- **Exercise requirements**
Pull every line with the word "name" out of the entries below.

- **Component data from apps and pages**
========================================
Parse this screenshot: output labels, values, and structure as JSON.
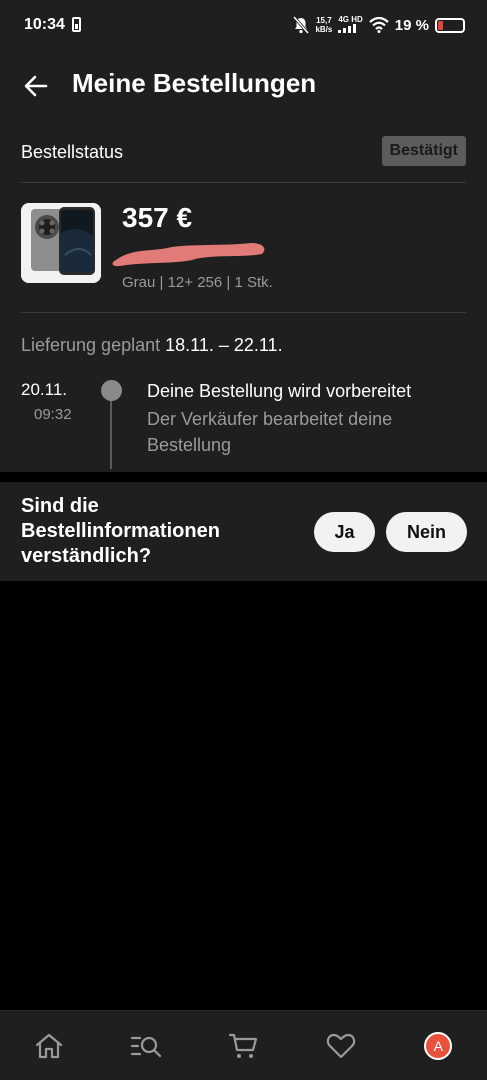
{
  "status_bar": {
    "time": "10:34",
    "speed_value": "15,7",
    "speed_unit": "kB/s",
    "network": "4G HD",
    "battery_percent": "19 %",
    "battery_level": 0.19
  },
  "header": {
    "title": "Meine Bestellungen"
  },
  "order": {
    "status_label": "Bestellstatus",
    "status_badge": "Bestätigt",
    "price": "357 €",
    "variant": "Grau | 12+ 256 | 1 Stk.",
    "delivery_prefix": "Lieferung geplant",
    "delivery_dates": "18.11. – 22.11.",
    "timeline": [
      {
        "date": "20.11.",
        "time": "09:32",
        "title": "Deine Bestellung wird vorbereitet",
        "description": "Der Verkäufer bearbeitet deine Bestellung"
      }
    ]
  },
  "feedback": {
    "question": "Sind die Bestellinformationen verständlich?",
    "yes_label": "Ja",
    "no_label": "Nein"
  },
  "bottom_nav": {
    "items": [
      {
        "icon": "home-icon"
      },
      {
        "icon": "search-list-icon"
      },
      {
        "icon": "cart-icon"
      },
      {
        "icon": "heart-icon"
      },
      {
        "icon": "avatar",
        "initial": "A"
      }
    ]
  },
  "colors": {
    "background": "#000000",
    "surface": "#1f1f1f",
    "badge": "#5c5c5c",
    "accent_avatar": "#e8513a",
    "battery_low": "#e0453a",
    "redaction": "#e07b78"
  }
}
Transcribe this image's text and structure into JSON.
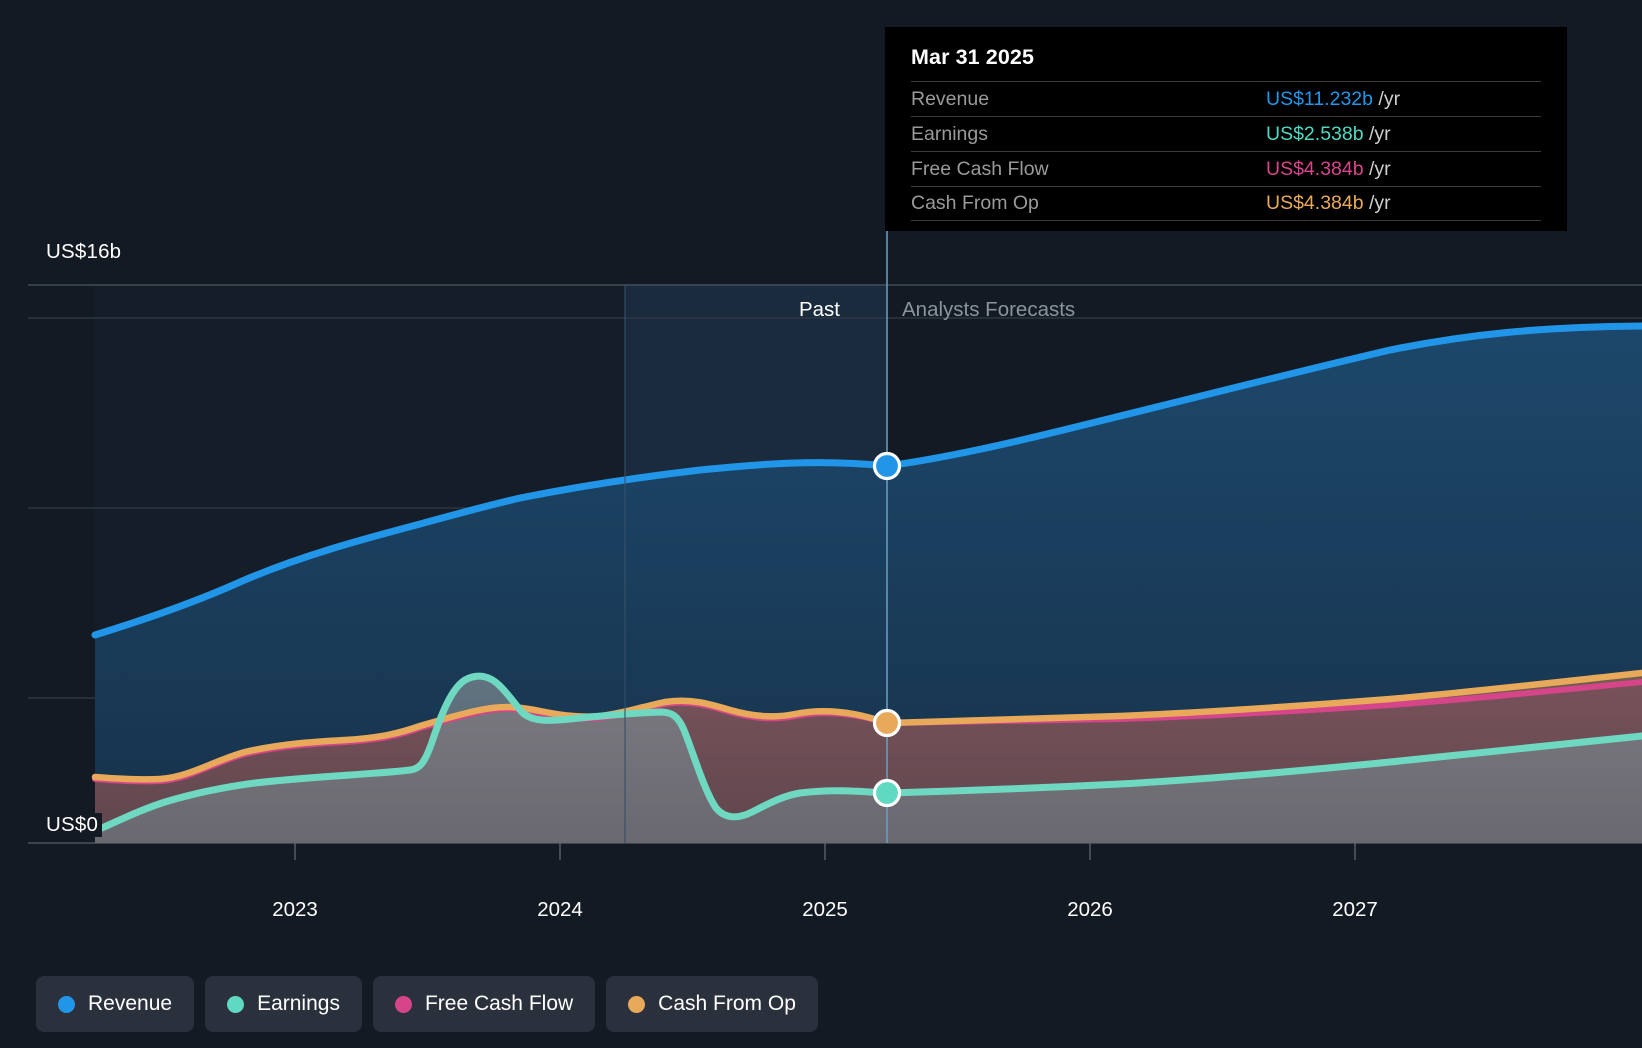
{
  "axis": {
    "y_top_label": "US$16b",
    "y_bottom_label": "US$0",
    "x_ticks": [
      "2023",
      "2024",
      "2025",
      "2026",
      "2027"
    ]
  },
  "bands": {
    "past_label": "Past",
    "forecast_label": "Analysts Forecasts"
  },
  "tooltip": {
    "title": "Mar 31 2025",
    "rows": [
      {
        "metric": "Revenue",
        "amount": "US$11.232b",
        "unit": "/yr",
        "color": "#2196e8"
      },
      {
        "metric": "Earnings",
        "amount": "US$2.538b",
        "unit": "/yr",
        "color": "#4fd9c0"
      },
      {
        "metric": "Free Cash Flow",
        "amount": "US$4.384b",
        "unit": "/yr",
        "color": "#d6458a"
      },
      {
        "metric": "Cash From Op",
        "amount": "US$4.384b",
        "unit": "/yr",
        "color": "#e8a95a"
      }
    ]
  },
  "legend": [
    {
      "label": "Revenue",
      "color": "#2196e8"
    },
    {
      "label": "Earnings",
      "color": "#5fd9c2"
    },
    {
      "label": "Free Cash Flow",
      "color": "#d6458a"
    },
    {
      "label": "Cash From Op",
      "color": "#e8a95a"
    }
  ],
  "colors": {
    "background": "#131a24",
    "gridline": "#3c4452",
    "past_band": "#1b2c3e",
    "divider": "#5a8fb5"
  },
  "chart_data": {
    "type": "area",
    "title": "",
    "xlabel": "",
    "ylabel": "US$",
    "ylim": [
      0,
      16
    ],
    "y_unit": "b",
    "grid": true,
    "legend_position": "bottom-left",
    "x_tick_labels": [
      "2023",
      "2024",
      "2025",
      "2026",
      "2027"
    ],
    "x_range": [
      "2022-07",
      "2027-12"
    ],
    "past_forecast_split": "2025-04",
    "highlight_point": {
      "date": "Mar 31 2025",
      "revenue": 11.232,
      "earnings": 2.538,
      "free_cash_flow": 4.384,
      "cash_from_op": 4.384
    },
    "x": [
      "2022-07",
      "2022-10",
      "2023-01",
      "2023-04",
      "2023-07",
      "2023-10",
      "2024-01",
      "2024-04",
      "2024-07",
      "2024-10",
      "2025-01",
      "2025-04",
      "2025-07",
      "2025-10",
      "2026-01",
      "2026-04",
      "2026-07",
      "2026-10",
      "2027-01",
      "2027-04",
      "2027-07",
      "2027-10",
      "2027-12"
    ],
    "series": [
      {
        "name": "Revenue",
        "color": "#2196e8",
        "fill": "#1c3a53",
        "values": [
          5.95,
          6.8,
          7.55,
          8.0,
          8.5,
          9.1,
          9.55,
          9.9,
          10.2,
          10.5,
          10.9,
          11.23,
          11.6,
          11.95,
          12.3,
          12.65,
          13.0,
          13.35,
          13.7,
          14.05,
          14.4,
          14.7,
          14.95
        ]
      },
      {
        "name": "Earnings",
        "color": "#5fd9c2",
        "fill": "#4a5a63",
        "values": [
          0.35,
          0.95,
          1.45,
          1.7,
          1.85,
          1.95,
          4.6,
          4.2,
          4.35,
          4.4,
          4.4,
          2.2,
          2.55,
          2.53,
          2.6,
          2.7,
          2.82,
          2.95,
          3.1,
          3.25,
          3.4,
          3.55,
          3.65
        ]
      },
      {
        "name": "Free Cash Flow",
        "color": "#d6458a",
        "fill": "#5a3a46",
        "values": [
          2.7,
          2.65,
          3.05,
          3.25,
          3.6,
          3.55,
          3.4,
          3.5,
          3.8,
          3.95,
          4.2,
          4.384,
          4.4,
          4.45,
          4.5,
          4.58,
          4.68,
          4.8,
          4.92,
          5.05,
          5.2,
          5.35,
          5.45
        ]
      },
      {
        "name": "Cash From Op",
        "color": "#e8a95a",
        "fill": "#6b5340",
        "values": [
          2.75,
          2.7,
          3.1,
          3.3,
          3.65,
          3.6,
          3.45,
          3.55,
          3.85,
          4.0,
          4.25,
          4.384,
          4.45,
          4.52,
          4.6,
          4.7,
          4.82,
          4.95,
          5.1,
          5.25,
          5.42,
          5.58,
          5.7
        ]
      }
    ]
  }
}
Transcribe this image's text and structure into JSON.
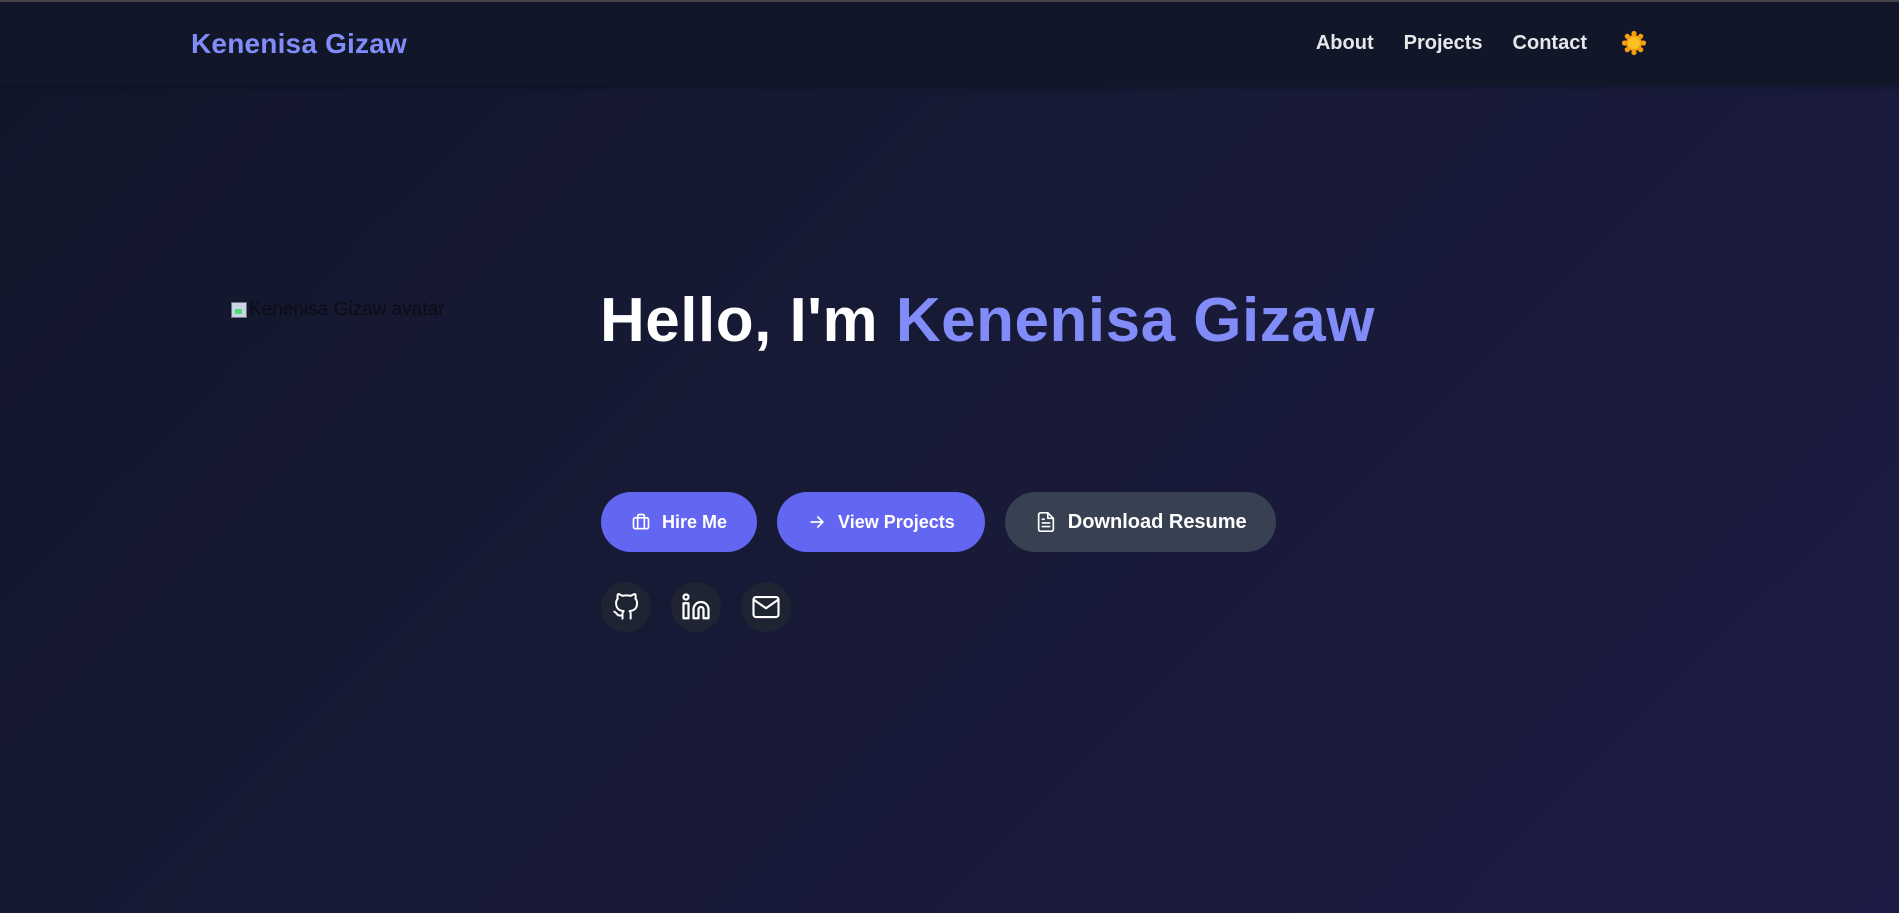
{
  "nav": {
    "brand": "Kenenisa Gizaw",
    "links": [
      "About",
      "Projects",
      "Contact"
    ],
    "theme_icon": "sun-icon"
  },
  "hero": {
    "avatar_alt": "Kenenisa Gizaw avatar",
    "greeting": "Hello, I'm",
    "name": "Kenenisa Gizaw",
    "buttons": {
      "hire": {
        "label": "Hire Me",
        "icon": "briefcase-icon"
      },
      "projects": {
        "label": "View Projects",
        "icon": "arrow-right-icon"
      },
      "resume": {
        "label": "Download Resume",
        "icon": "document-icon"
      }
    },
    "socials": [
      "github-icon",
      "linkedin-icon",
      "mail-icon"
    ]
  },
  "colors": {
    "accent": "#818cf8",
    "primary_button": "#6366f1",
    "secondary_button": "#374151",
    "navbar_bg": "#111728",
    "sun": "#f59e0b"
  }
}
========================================
- **Result below**
        "name": "Revenue",
        "name": "Earnings",
        "name": "Free Cash Flow",
        "name": "Cash From Op",
    "name": "Kenenisa Gizaw",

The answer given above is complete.